When we speak of domesticating animals, we’re referring to a guided transition from wild animal to one that tolerates, and even seeks out, people. The word “domestication” shares linguistic roots with the word “domicile,” meaning home. Thus domesticated animals are those with whom we live.
People were once wild animals, opaque to deeper meaning in the world nor in possession of a language with which to express it. Once self-consciousness and complex language arose, our self-domestication project began, which involved the sublimation of wildness into socially-acceptable behavior within groups. Wild horses can be domesticated, as can cats and dogs; as do dogs, horses naturally form groups. Notably, a variety of number words exist in English to designate groups specific to a particular animal: a gaggle of ducks, murder of crows, pack of dogs, clutch of geese, pride of lions, flock of chickens, etc. Only scientists would refer to a “herd of humans.” Humans gather in throngs.

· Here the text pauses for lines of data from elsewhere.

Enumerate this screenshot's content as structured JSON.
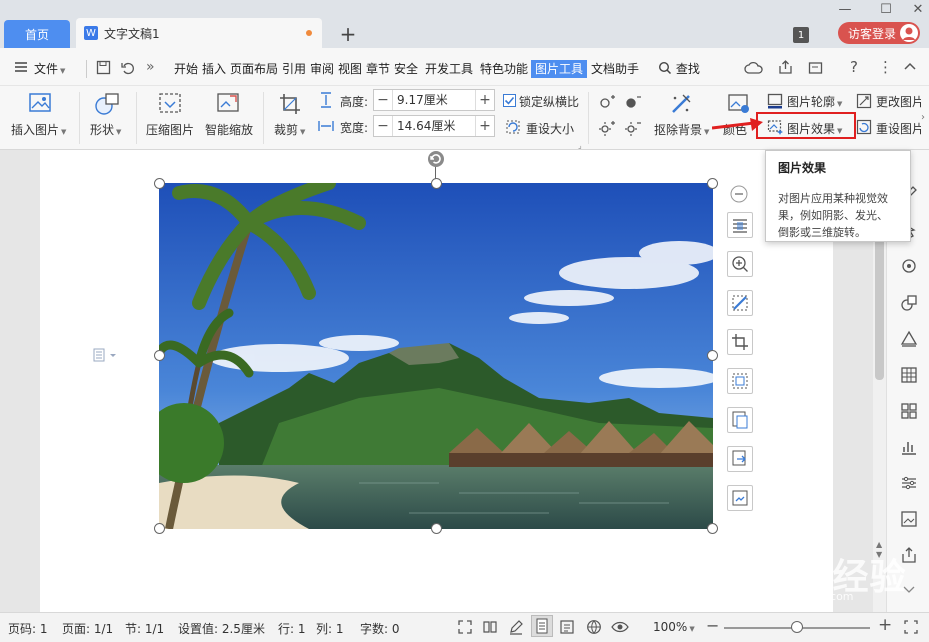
{
  "titlebar": {
    "home_tab": "首页",
    "doc_tab": "文字文稿1",
    "new_tab": "+",
    "window_count": "1",
    "login": "访客登录"
  },
  "menu": {
    "file": "文件",
    "items": [
      "开始",
      "插入",
      "页面布局",
      "引用",
      "审阅",
      "视图",
      "章节",
      "安全",
      "开发工具",
      "特色功能",
      "图片工具",
      "文档助手"
    ],
    "active": "图片工具",
    "search": "查找"
  },
  "ribbon": {
    "insert_picture": "插入图片",
    "shape": "形状",
    "compress": "压缩图片",
    "smart_scale": "智能缩放",
    "crop": "裁剪",
    "height_label": "高度:",
    "height_value": "9.17厘米",
    "width_label": "宽度:",
    "width_value": "14.64厘米",
    "lock_ratio": "锁定纵横比",
    "reset_size": "重设大小",
    "remove_bg": "抠除背景",
    "color": "颜色",
    "outline": "图片轮廓",
    "effects": "图片效果",
    "change_picture": "更改图片",
    "reset_picture": "重设图片"
  },
  "tooltip": {
    "title": "图片效果",
    "desc": "对图片应用某种视觉效果，例如阴影、发光、倒影或三维旋转。"
  },
  "status": {
    "page": "页码: 1",
    "pages": "页面: 1/1",
    "section": "节: 1/1",
    "setting": "设置值: 2.5厘米",
    "row": "行: 1",
    "col": "列: 1",
    "words": "字数: 0",
    "zoom": "100%"
  },
  "watermark": {
    "brand": "Baidu经验",
    "url": "jingyan.baidu.com"
  },
  "colors": {
    "accent": "#4e8ef0",
    "highlight": "#e02020",
    "login": "#d9534f"
  }
}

Despite use of the words “herd immunity” in referring to rates of COVID-19 infection within the human population, there are great differences in how we use “herd” and “throng.” Herd commonly refers to livestock, animals domesticated for the purpose of food or labor, like cows and horses. My friend Jack, a Texan, raises one head of cattle a year for food. He gives each a name, like “Ribeye,” so that the nature of the relationship remains clear.
Herds of animals respond to stimuli in their environment, moving in ways to protect their young and warning each other of danger. People do this too, but unlike herd animals, people also respond to the stimuli of ideas. Accordingly, throngs of white European colonialists designated indigenous throngs as primitive, and set about to “domesticate the savages,” by tearing children away from their parents and sending them off to be “re-educated.”

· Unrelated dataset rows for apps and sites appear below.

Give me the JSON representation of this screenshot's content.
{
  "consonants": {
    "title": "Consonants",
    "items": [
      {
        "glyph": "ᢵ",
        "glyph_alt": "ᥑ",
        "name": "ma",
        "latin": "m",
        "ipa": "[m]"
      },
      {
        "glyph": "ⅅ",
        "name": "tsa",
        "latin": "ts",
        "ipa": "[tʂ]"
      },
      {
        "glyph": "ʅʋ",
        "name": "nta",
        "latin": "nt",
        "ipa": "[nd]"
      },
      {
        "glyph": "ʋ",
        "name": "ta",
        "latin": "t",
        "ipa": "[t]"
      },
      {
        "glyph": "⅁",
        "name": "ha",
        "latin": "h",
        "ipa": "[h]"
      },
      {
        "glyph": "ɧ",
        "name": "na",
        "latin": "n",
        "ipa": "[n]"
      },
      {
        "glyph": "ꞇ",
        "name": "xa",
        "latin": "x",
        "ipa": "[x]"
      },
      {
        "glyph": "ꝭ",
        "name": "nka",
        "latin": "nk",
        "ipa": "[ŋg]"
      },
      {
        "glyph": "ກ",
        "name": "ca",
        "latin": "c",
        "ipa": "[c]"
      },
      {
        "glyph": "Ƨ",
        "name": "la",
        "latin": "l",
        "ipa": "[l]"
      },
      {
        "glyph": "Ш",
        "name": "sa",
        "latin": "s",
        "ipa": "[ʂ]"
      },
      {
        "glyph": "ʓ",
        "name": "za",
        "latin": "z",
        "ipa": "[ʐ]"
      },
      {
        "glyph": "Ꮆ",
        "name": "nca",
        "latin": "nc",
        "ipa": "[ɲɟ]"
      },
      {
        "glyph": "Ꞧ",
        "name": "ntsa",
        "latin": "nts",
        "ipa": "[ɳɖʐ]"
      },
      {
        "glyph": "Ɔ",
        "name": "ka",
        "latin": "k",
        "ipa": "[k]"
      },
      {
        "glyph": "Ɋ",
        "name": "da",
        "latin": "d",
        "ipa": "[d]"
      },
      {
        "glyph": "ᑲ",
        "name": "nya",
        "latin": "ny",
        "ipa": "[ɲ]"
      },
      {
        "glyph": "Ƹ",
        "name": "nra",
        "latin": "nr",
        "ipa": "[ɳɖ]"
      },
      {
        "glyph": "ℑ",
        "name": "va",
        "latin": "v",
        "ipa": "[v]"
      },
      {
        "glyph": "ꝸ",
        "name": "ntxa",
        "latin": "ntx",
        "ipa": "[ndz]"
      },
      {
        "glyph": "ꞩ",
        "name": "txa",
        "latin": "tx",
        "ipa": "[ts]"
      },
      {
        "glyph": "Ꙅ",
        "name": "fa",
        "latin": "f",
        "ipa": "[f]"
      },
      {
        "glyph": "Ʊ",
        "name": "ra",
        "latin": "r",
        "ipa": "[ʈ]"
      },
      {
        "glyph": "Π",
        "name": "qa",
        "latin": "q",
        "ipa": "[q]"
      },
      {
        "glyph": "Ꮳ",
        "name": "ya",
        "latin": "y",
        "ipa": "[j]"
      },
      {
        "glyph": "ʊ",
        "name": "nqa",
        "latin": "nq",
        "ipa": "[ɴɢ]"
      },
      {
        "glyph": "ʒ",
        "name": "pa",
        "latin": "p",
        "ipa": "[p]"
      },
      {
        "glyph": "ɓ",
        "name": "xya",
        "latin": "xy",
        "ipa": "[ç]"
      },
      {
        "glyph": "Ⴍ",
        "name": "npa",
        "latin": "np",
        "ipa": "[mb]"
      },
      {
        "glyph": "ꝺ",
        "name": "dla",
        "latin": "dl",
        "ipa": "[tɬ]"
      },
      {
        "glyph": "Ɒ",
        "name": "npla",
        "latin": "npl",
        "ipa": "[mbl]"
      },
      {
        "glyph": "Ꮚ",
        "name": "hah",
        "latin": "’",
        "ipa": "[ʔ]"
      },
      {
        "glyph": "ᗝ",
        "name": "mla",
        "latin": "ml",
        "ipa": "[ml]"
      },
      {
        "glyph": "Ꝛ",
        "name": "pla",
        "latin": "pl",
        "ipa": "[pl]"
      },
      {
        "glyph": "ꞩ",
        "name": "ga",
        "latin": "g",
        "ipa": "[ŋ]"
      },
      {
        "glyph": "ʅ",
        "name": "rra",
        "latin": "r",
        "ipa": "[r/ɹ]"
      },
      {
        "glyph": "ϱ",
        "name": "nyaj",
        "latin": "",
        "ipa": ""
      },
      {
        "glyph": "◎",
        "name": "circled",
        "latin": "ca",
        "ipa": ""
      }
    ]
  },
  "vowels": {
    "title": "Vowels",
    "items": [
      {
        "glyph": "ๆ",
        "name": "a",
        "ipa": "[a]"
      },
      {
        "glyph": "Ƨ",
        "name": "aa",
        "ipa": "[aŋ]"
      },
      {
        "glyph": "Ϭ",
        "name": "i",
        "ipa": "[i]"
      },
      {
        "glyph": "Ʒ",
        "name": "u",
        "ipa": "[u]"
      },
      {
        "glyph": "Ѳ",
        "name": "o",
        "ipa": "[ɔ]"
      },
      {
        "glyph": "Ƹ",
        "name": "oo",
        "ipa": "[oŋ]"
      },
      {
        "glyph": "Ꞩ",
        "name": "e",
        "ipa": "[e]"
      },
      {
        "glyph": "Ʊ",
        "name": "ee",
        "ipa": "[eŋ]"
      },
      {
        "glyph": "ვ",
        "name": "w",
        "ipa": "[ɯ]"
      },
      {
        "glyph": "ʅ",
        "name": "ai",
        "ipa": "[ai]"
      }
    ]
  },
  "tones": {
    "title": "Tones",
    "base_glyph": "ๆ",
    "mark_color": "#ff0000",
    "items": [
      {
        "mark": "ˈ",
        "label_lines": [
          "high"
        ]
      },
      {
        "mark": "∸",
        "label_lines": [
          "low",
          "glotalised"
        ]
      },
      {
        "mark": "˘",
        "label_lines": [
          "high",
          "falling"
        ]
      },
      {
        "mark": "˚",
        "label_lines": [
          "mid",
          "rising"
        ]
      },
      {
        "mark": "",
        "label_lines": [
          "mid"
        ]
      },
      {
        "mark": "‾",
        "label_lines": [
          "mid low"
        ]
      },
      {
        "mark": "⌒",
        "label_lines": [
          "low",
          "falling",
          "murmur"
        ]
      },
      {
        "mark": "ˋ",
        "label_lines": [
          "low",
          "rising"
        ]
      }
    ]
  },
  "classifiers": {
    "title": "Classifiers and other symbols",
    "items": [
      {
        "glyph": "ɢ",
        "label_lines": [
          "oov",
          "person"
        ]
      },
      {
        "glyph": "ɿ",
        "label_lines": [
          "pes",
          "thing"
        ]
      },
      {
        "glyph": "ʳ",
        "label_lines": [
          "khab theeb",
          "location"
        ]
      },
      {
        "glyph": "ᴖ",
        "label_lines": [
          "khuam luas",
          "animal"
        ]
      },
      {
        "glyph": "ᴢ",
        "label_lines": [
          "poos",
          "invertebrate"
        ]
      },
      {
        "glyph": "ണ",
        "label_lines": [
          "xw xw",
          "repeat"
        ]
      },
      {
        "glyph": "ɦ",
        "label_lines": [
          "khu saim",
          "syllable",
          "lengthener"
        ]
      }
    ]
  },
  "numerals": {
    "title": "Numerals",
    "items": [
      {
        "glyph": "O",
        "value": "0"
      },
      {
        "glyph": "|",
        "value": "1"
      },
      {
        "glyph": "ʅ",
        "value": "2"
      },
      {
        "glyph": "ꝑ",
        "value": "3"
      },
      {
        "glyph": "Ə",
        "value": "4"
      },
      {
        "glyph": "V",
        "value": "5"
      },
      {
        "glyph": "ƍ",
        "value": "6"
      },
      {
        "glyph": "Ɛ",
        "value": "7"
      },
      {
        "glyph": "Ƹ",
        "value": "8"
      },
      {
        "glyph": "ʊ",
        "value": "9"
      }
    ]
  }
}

As part of the sublimation of wildness, domestication requires the regulation of group and individual activity. Control of space, time, and food is the essence of domestication, and all of these are ways in which people have been domesticated. Space has been privatized into “real estate,” time into clock-driven schedules, and food delivered to retail “troughs” at which throngs gather. Successful domestication requires uniformity of characteristics, and this achieved through uniformity in care and feeding; globally, people now mostly consume only seven species of plants.

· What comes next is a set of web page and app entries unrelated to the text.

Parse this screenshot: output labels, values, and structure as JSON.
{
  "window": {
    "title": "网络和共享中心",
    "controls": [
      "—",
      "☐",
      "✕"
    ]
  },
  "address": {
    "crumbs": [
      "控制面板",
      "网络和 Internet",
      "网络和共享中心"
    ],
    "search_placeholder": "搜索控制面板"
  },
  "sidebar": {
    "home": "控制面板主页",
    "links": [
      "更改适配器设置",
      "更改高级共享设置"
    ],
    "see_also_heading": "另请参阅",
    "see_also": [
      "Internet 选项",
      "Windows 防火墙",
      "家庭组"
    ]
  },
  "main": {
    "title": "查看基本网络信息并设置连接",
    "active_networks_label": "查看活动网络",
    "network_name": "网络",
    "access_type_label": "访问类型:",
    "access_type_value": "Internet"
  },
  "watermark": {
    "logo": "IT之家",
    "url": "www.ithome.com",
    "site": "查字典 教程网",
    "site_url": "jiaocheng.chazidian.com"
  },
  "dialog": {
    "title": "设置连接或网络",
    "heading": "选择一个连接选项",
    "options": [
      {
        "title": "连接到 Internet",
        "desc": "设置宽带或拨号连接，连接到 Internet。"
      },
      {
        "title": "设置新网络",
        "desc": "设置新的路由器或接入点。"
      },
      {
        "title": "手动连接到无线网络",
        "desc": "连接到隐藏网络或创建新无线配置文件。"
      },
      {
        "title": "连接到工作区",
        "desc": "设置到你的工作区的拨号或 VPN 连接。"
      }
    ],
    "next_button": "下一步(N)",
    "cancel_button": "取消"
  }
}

An advantage of domestication is protection from predators, and longer, healthier lives; a disadvantage is that uniformity in care and feeding imparts uniform weaknesses, like susceptibility to the Corona Virus.
When an lethal infection threatens livestock, or for that matter, a flock, the sickened animals are quickly killed and buried so the infection does not spread into a pandemic. That’s how the first lethal H5N1 Bird Flu outbreak was halted in 1997. Such infections happen regularly, because domestication involves large monoculture-type groupings of limited animal species within a tightly controlled space. When a lethal infection jumps from a domesticated animal into people, however, we don’t quickly kill and bury the infected; we make every effort to keep them alive.
Generally, people are afraid of being bitten by wild animals and infected, but COVID-19 happened the other way around: people bit bats. Bats, small mammals, are eaten in many parts of the world; bats are wild, not domesticated, and are much cheaper than pork. Though domesticated and sublimated, our wildness has not entirely disappeared.